Do birthday celebrations have long-term benefits?
In the short-term, there's likely cake to be enjoyed, family and friends to enjoy and gifts to be opened.
But is there any positive impact in the long-term?
The delightful book, The Art of Making Memories by Meik Wiking, helps answer this question. (The book is a quick and easy read with fun illustrations. It also makes for a lovely birthday gift or hostess gift.)
Drawing upon findings at the Happiness Research Institute in Copenhagen, where the author also serves as CEO, they found that:
Individuals who have a positive, nostalgic view of the past are happier.
Stop and let that sink in.
People who have fond memories of the past are happier.
I love this finding because it means happiness is accessible to EVERYONE, regardless of whether they have great health, love their job or just won the lottery.
Given that life can sometimes be challenging, I always look for ways to be happier. So how do we reverse-engineer more memorable moments in the present?
As a parent, I'm always looking for ways to help my children grow into happy, well-adjusted, successful members of society. What specific things can parents do to architect more positive experiences for our kids?
Here are a few tips for making memories you can put into practice, for yourself or with your family:
✔️ First-time experiences have greater impact-our brains value novelty, and as a result, put more emphasis on our first time trying something. (I’m guessing you can recall your first kiss. But your second one?
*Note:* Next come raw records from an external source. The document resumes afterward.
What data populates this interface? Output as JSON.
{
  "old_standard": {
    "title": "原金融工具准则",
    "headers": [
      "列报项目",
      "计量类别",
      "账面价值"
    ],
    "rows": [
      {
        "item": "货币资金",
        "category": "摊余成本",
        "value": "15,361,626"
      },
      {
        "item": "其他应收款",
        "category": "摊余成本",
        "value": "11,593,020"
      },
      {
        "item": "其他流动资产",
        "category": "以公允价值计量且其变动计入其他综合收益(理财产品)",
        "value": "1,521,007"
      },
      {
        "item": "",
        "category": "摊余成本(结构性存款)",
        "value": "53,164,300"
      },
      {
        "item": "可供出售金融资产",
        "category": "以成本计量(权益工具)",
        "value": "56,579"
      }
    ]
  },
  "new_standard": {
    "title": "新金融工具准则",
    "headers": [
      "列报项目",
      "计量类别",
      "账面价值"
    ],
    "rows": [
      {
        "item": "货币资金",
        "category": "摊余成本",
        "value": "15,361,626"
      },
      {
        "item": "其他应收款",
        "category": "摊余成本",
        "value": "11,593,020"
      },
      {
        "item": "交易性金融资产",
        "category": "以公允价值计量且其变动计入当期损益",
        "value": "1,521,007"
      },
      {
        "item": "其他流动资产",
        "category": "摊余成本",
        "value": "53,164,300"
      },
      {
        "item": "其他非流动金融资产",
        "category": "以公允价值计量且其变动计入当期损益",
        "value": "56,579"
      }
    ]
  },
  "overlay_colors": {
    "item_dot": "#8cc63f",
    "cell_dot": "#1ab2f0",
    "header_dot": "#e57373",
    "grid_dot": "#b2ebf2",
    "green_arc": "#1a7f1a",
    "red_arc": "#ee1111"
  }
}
Probably not.)
How do you feel in the moment?
Noticing the individual sensations of the experience can make for a much richer memory.
While we all have things about our past we'd like to change, it's empowering to know we can positively influence our future memories AND be happier along as a result.